UK & World News
New Memorial Honours Falklands War Dead
A new memorial commemorating British service personnel killed during the Falklands War has been unveiled.
The memorial honours the 255 UK servicemen who died during the conflict 30 years ago.
It is a 7ft-high curved wall made from Cotswold Stone and is designed to resemble the San Carlos memorial wall on the Islands.
More than 1,000 veterans attended a service at the National Memorial Arboretum at Alrewas in Staffordshire.
As well as commemorating the British servicemen, there is also a plaque honouring the three Falkland Islanders who were killed during the war.
The service ended with the last airworthy Vulcan bomber taking part in a flypast.
The Vulcan was used in bombing raids on the Islands' main airfield at Port Stanley.
The flypast has special significance due the Vulcan being flown by Flight Lieutenant Martin Withers DFC - the pilot who led one of the raids.
The service also included a pipe lament, a solo sung by the daughter of a major who died, and a reading by a Falklands widow.Speaking after the ceremony, the widow of Lieutenant-Colonel H Jones, who was awarded a posthumous Victoria Cross for his bravery at the Battle of Goose Green, described the memorial as a fitting tribute to the members of the Task Force who gave their lives.
Sara Jones, the Chairman of the Falkland Families Association, said: "I think it's just very important for our families to have somewhere that they can go which is special for them.
"Obviously there are other places but this has been dedicated not only for all of the task force, but for our families.
"I just think for them it's special to come to this wonderful place - it is a beautiful setting and they can be quiet and contemplate and remember.

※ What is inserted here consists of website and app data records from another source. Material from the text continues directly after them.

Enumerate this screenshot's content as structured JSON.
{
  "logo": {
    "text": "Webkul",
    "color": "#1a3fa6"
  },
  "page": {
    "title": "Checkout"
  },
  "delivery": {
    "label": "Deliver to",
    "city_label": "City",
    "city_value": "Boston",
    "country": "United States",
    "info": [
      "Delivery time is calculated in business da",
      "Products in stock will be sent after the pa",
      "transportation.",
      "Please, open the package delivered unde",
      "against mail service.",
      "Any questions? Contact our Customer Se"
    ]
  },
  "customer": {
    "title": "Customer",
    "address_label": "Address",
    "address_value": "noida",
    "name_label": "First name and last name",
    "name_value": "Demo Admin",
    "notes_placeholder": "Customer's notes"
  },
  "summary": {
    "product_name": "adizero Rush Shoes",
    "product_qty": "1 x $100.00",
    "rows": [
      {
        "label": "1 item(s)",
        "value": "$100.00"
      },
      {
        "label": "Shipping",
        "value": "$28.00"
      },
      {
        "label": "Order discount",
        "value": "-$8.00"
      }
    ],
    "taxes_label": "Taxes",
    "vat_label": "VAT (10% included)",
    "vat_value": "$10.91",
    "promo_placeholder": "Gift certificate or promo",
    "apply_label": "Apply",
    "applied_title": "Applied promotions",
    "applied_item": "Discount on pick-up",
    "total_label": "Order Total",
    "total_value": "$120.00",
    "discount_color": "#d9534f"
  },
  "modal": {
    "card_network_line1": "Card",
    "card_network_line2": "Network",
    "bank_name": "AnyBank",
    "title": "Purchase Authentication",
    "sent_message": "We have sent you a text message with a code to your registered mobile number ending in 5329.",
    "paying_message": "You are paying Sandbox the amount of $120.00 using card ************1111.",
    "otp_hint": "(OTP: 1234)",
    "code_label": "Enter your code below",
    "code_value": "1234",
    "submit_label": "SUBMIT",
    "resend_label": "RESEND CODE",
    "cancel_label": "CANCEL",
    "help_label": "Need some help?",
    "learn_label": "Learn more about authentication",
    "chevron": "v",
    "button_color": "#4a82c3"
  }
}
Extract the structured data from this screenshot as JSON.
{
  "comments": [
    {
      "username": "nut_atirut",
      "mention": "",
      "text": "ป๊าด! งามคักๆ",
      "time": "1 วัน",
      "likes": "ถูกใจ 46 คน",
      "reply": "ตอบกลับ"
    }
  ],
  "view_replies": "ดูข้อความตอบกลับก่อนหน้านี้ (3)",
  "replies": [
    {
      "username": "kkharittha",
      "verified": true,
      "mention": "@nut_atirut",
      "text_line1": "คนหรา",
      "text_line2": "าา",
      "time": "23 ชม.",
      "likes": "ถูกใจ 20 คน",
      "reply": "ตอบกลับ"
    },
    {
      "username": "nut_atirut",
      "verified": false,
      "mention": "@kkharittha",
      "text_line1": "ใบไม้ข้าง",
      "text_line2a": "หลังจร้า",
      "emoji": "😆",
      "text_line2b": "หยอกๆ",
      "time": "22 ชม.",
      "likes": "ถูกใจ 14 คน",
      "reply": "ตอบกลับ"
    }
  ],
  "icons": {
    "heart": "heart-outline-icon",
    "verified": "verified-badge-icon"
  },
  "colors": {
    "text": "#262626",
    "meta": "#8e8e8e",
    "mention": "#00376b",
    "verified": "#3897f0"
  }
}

"I know it's 30 years on but it's been worth waiting for. It was a lovely short service and that Vulcan coming over was a wonderful ending."